2. The current moment matters because it is setting you up for the next thing. Be present in the moment and give full attention to what needs to be immediately done well in order to reach your overall goal. Gymnasts know that you need to approach a routine one skill at a time giving focus to the trick you are executing right now. When you focus on the now, it makes it easier to put past mistakes behind you and “start over new” with each skill. Yes, deductions within a routine add up. But the overall performance also leaves a big impression on the judges. It is also crucial in a series of skills that each one is technically correct so that you begin the following skill in the correct body position. The current skill directly impacts the ones arriving in the immediate future. In life, the current moment is the most valuable as it is the only one that we are alive in and have the power of action within. We can make subtle or substantial corrections to fix our current mistakes and get our future back on track with our desired outcome.

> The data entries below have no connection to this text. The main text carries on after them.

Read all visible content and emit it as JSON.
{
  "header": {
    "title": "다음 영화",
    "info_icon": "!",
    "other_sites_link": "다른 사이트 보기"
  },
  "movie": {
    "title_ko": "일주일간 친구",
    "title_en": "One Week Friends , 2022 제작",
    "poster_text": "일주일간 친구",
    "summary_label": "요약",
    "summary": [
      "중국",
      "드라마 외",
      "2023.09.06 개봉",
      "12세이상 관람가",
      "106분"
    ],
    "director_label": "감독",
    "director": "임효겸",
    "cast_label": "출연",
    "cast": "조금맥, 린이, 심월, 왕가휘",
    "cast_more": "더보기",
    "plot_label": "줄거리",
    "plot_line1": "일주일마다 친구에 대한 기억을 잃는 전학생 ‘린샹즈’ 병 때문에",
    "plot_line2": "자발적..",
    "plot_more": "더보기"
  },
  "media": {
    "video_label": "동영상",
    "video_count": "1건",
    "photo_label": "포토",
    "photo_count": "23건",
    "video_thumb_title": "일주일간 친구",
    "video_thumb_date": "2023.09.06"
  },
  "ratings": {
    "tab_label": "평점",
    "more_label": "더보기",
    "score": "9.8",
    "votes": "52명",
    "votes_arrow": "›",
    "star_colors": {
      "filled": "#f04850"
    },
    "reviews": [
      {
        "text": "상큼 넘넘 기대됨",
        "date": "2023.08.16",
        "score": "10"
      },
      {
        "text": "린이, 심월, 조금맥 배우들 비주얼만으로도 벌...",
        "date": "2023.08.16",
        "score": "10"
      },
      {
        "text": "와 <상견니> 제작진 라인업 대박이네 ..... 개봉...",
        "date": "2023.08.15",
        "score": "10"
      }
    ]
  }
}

1. Your success is the product of an entire support system. Gymnasts usually begin the sport as young children backed by the sacrifices of family members, groomed by an array of coaches and gym programs, and inspired by heroes. While you are alone for the performance of your routine, you are not alone in your success. If you find yourself atop the medal stand, then you are backed by all of those who helped you to achieve. And of course, life is the same way. Family, teachers, mentors, and friends have all helped to shape who you are and the path you’ve taken. While you are ultimately responsible for the outcome of your life, all of us impact one another in some way.
These are the major life lessons that I’ve learned from my years of participating in the sport of gymnastics. And I’m sure that I will realize even more connections as I continue my life journey with the goal of making the most of every opportunity.
What lessons has your sport taught you?